Myungsung Christian Medical Center (MCMC), located in the capital city Addis Ababa, is a recent addition to the training structure of the program, with an MOU being signed between MCMC and PAACS earlier this year. MCMC is a private, non-profit tertiary referral hospital whose construction was requested of the Korean Government by the Prime Minister of Ethiopia in 1993, with a building contract being signed the following year. After a long period of construction, the hospital was opened in 2004. The hospital has a reputation for excellent care within the city and offers high quality medical, subspecialty, surgical, radiologic, and laboratory services in a modern medical complex. There is also an on site apartment building complex where housing is provided for long-term and visiting medical staff. Previously an Academic Partnership Agreement was signed between MCMC and Johns Hopkins University in 2006. However, independent of this agreement MCMC has completed the construction of a new medical college, which is to take its first class of 45 medical students in August 2012. There will soon be SCH PAACS residents who will be doing rotations at MCMC and starting research projects comparing the disparate surgical disease burdens of urban and rural Ethiopian populations. Importantly, with the proximity of MCMC to AAU, there on ongoing discussions about points for collaboration between other Emory initiatives in country and those ongoing at MCMC.

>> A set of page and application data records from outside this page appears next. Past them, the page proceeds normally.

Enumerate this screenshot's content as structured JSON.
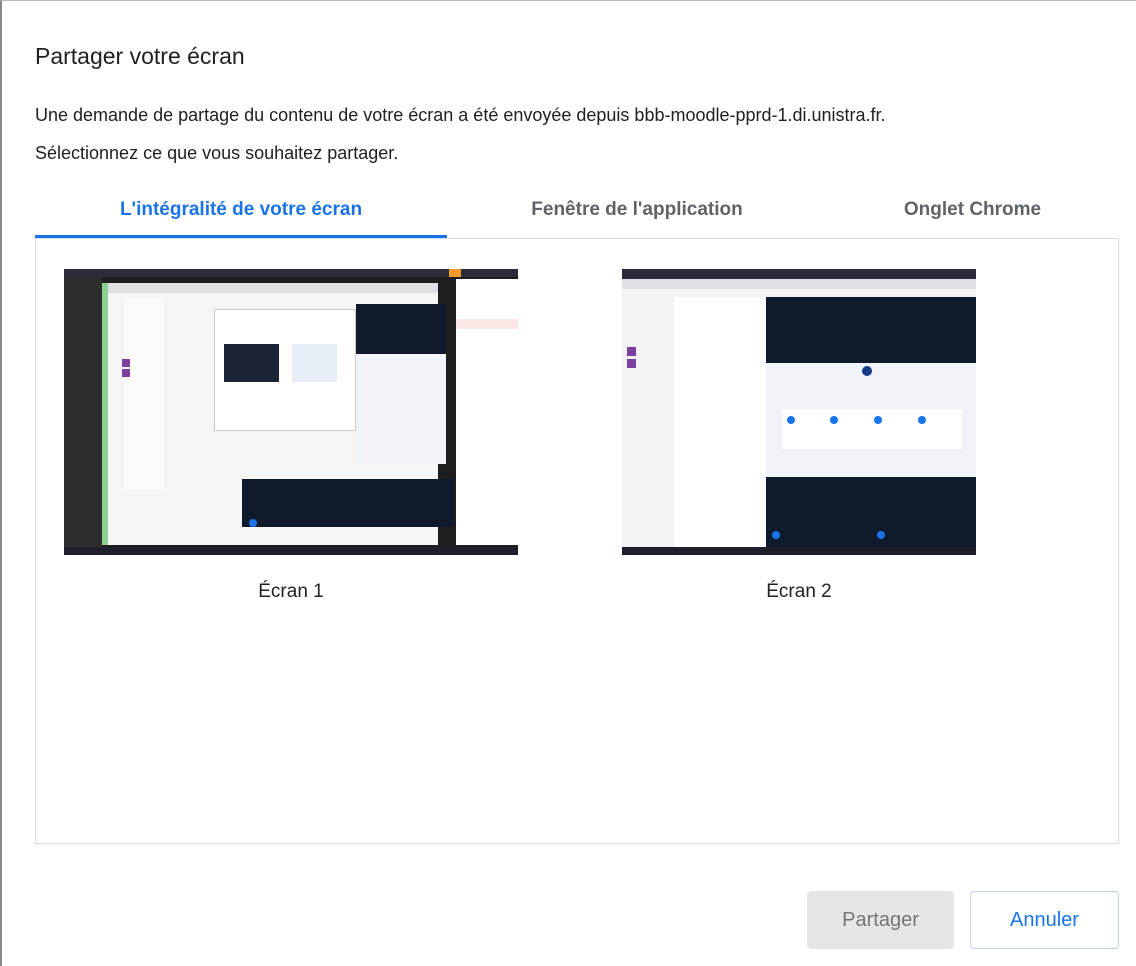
{
  "dialog": {
    "title": "Partager votre écran",
    "description_line1": "Une demande de partage du contenu de votre écran a été envoyée depuis bbb-moodle-pprd-1.di.unistra.fr.",
    "description_line2": "Sélectionnez ce que vous souhaitez partager."
  },
  "tabs": [
    {
      "label": "L'intégralité de votre écran",
      "active": true
    },
    {
      "label": "Fenêtre de l'application",
      "active": false
    },
    {
      "label": "Onglet Chrome",
      "active": false
    }
  ],
  "screens": [
    {
      "label": "Écran 1"
    },
    {
      "label": "Écran 2"
    }
  ],
  "buttons": {
    "share": "Partager",
    "cancel": "Annuler"
  },
  "colors": {
    "accent": "#1a73e8",
    "tab_inactive": "#5f6368",
    "disabled_bg": "#e6e6e6"
  }
}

Emory University and The Carter Center, its affiliated partner, have a nearly 20-year history of working in Ethiopia. The Ethiopia Public Health Training Initiative was launched in 1997 by The Carter Center in partnership with the Ethiopian government (Ministries of Health and Education) in an effort to improve Ethiopia’s overall public health status. The goal of the Ethiopia Public Health Training Initiative is to contribute to improving the health of Ethiopians by enhancing the quality of pre-service training that health staff receive. For Ethiopians, the single biggest contributing factor to poor health is a lack of access to trained health personnel. The project has received significant funding from USAID, which has allowed the creation of significant infrastructure (collaboration between universities, health centers, the Ethiopian government, and Emory) and enabled the establishment of a coordinating office with Ethiopian staff in Addis Ababa. The project is directed by Joyce Murray, PhD, who has a joint appointment in the Emory School of Nursing and the Carter Center.
Nebiat Gebreselassie, Ph.D.